### Source material
=== Begin Enclosure ===
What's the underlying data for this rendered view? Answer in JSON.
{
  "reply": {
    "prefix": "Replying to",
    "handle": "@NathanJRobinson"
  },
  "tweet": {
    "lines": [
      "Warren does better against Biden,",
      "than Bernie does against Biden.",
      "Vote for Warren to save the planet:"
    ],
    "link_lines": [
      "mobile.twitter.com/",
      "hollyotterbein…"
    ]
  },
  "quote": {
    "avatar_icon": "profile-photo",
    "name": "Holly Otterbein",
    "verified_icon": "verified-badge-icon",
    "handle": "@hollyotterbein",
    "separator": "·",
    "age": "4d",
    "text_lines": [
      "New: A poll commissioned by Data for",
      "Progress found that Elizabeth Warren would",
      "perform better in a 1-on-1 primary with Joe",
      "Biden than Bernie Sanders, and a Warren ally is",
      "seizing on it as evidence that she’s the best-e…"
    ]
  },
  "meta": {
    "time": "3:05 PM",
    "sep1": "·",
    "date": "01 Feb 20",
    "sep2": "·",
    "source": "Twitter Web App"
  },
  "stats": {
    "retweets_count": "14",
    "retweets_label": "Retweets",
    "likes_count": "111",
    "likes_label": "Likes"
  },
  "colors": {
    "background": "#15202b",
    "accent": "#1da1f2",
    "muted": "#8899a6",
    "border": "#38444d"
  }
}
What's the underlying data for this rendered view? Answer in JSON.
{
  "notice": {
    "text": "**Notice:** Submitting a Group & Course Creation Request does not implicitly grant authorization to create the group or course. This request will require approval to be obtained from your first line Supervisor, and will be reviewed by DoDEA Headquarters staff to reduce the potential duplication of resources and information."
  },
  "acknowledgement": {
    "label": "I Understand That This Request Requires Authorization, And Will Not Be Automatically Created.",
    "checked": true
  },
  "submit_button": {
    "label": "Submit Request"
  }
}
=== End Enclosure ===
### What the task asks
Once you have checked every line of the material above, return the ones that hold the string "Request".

### Answer below
    "text": "**Notice:** Submitting a Group & Course Creation Request does not implicitly grant authorization to create the group or course. This request will require approval to be obtained from your first line Supervisor, and will be reviewed by DoDEA Headquarters staff to reduce the potential duplication of resources and information."
    "label": "I Understand That This Request Requires Authorization, And Will Not Be Automatically Created.",
    "label": "Submit Request"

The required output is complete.